| What needs to be done |
Find the lines below in which the string "image" occurs. Copy each one.

Data to examine Start Marker

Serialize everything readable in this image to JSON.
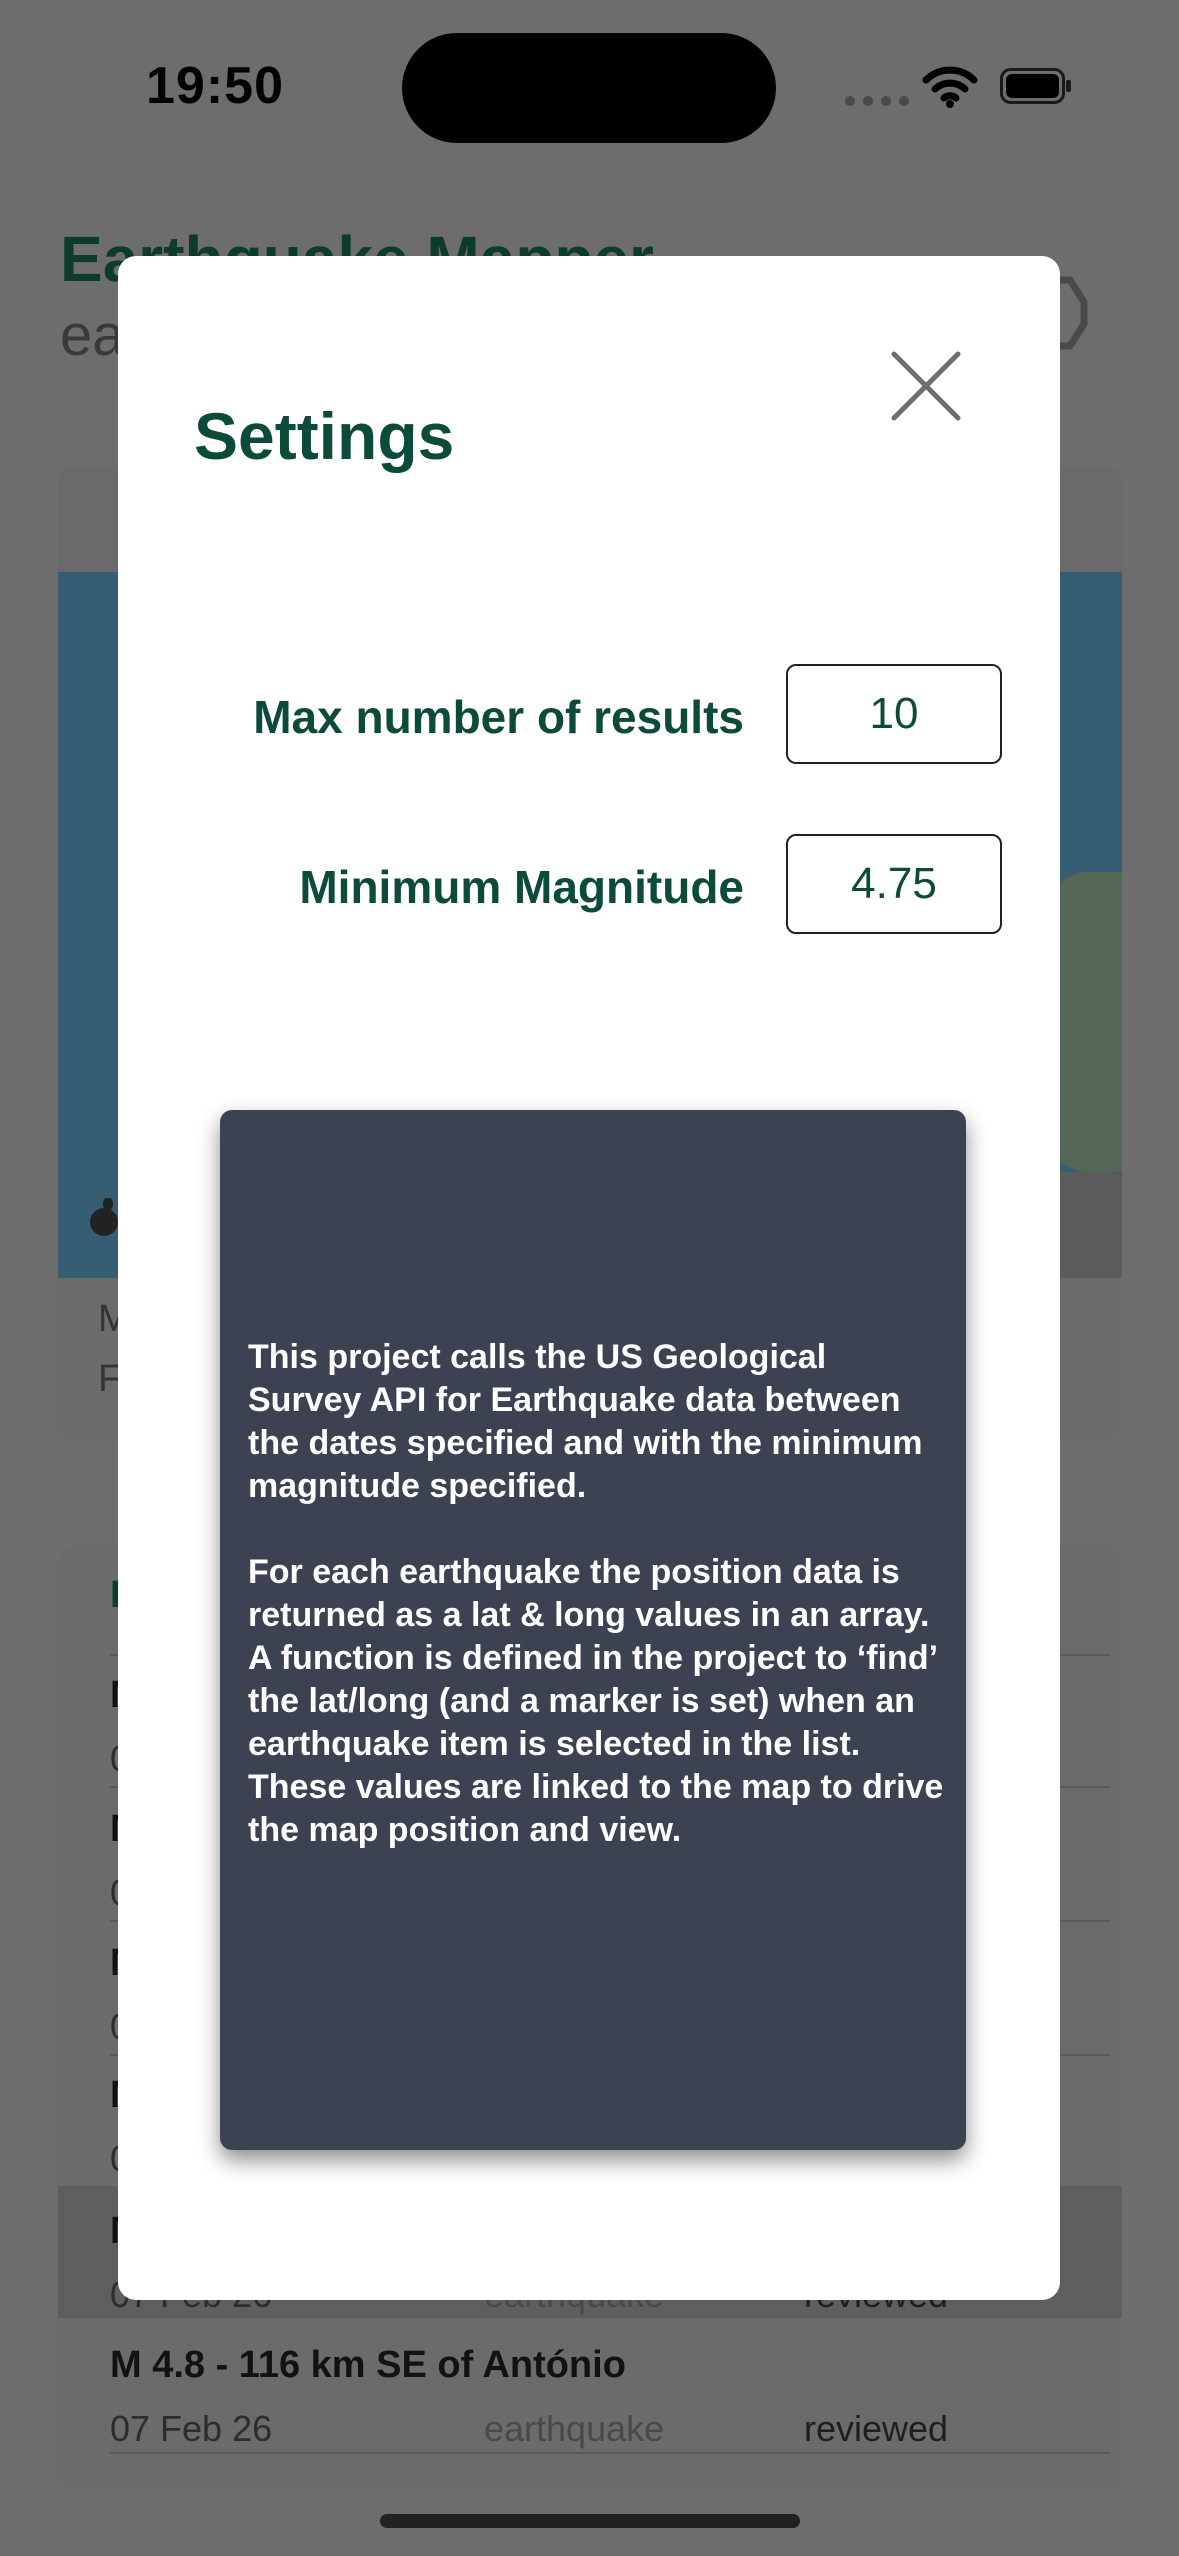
{
  "status_bar": {
    "time": "19:50"
  },
  "background_app": {
    "title": "Earthquake Mapper",
    "subtitle": "ea",
    "map_footer_lines": [
      "M",
      "F"
    ],
    "list_header": "E",
    "list_rows": [
      {
        "title": "M",
        "date": "0",
        "type": "",
        "status": ""
      },
      {
        "title": "M",
        "date": "0",
        "type": "",
        "status": ""
      },
      {
        "title": "M",
        "date": "0",
        "type": "",
        "status": ""
      },
      {
        "title": "M",
        "date": "0",
        "type": "",
        "status": ""
      },
      {
        "title": "M",
        "date": "07 Feb 26",
        "type": "earthquake",
        "status": "reviewed"
      },
      {
        "title": "M 4.8 - 116 km SE of António",
        "date": "07 Feb 26",
        "type": "earthquake",
        "status": "reviewed"
      }
    ]
  },
  "settings": {
    "title": "Settings",
    "max_results_label": "Max number of results",
    "max_results_value": "10",
    "min_magnitude_label": "Minimum Magnitude",
    "min_magnitude_value": "4.75",
    "info_paragraph_1": "This project calls the US Geological Survey API for Earthquake data between the dates specified and with the minimum magnitude specified.",
    "info_paragraph_2": "For each earthquake the position data is returned as a lat & long values in an array. A function is defined in the project to ‘find’ the lat/long (and a marker is set) when an earthquake item is selected in the list. These values are linked to the map to drive the map position and view."
  },
  "colors": {
    "accent": "#0c4a3a",
    "info_box": "#3d4252",
    "overlay": "#6d6d6d"
  }
}
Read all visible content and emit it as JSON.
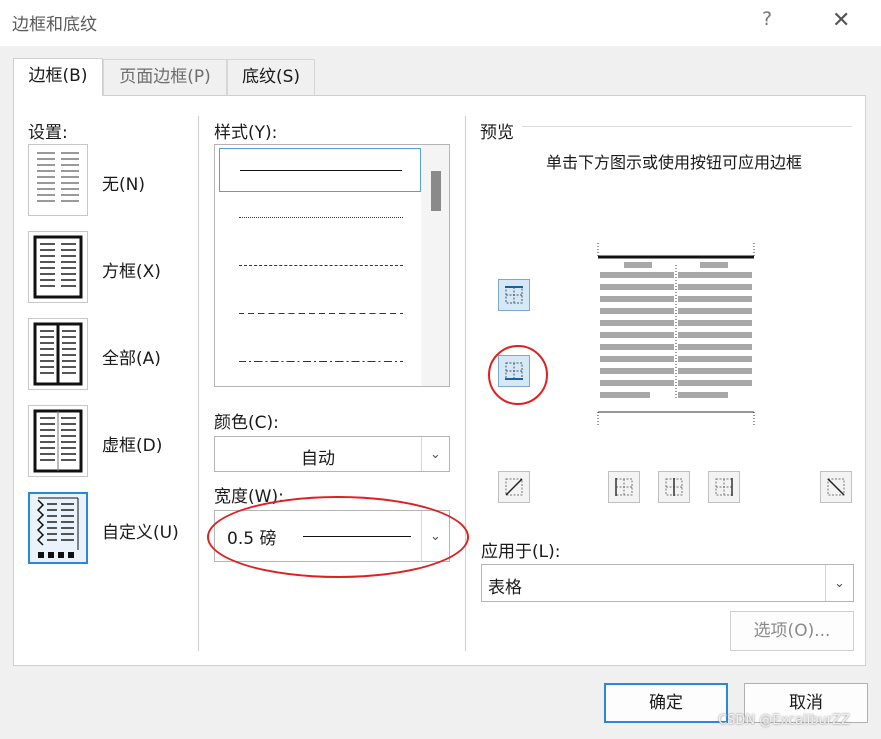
{
  "window": {
    "title": "边框和底纹",
    "help": "?",
    "close": "✕"
  },
  "tabs": [
    {
      "label": "边框(B)"
    },
    {
      "label": "页面边框(P)"
    },
    {
      "label": "底纹(S)"
    }
  ],
  "settings": {
    "label": "设置:",
    "items": [
      {
        "label": "无(N)"
      },
      {
        "label": "方框(X)"
      },
      {
        "label": "全部(A)"
      },
      {
        "label": "虚框(D)"
      },
      {
        "label": "自定义(U)"
      }
    ]
  },
  "style": {
    "label": "样式(Y):"
  },
  "color": {
    "label": "颜色(C):",
    "value": "自动"
  },
  "width": {
    "label": "宽度(W):",
    "value": "0.5 磅"
  },
  "preview": {
    "label": "预览",
    "hint": "单击下方图示或使用按钮可应用边框"
  },
  "apply_to": {
    "label": "应用于(L):",
    "value": "表格"
  },
  "buttons": {
    "options": "选项(O)...",
    "ok": "确定",
    "cancel": "取消"
  },
  "watermark": "CSDN @ExcaliburZZ",
  "colors": {
    "accent": "#2b88d8",
    "annotation": "#e02020"
  }
}
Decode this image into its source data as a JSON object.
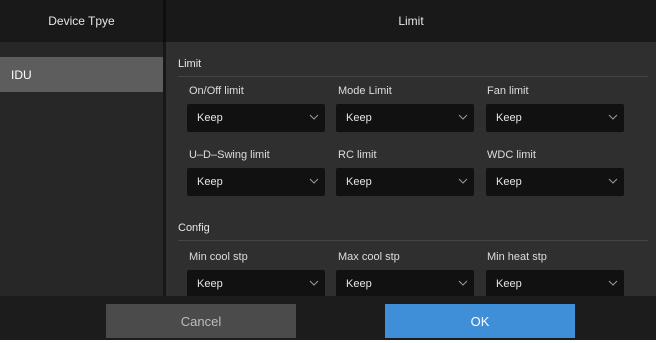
{
  "header": {
    "device_type_label": "Device Tpye",
    "limit_label": "Limit"
  },
  "sidebar": {
    "items": [
      {
        "label": "IDU",
        "selected": true
      }
    ]
  },
  "sections": [
    {
      "title": "Limit",
      "fields": [
        {
          "label": "On/Off limit",
          "value": "Keep"
        },
        {
          "label": "Mode Limit",
          "value": "Keep"
        },
        {
          "label": "Fan limit",
          "value": "Keep"
        },
        {
          "label": "U–D–Swing limit",
          "value": "Keep"
        },
        {
          "label": "RC limit",
          "value": "Keep"
        },
        {
          "label": "WDC limit",
          "value": "Keep"
        }
      ]
    },
    {
      "title": "Config",
      "fields": [
        {
          "label": "Min cool stp",
          "value": "Keep"
        },
        {
          "label": "Max cool stp",
          "value": "Keep"
        },
        {
          "label": "Min heat stp",
          "value": "Keep"
        }
      ]
    }
  ],
  "footer": {
    "cancel_label": "Cancel",
    "ok_label": "OK"
  },
  "colors": {
    "ok_button": "#3f8fd8",
    "selected_item": "#5d5d5d",
    "background": "#2c2c2c"
  },
  "icons": {
    "select_arrow": "chevron-down-icon"
  }
}
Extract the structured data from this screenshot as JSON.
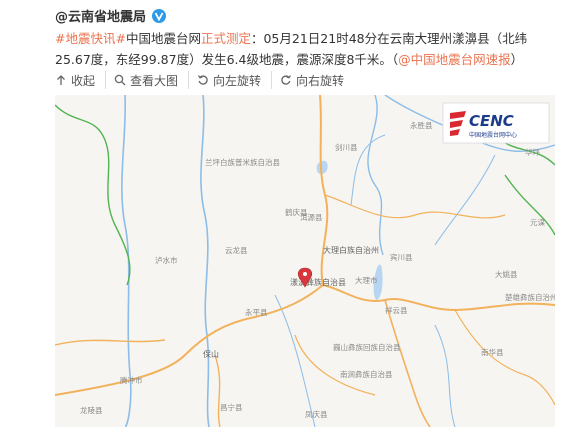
{
  "post": {
    "author": "@云南省地震局",
    "text": {
      "tag": "#地震快讯#",
      "prefix": "中国地震台网",
      "highlight": "正式测定",
      "body": "：05月21日21时48分在云南大理州漾濞县（北纬25.67度，东经99.87度）发生6.4级地震，震源深度8千米。（",
      "link": "@中国地震台网速报",
      "suffix": "）"
    },
    "toolbar": {
      "collapse": "收起",
      "view_large": "查看大图",
      "rotate_left": "向左旋转",
      "rotate_right": "向右旋转"
    },
    "map": {
      "logo_text": "CENC",
      "logo_subtext": "中国地震台网中心",
      "labels": {
        "yongsheng": "永胜县",
        "jianchuan": "剑川县",
        "heqing": "鹤庆县",
        "lanping": "兰坪白族普米族自治县",
        "eryuan": "洱源县",
        "binchuan": "宾川县",
        "dali": "大理白族自治州",
        "yunlong": "云龙县",
        "lushui": "泸水市",
        "yangbi": "漾濞彝族自治县",
        "dali_city": "大理市",
        "xiangyun": "祥云县",
        "dayao": "大姚县",
        "yongping": "永平县",
        "chuxiong": "楚雄彝族自治州",
        "baoshan": "保山",
        "weishan": "巍山彝族回族自治县",
        "nanjian": "南涧彝族自治县",
        "nanhua": "南华县",
        "tengchong": "腾冲市",
        "longling": "龙陵县",
        "changning": "昌宁县",
        "fengqing": "凤庆县",
        "yuanmou": "元谋",
        "huaping": "华坪"
      }
    }
  }
}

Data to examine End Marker

| Solution to the exercise |
Serialize everything readable in this image to JSON.
Decode this image into its source data as a JSON object.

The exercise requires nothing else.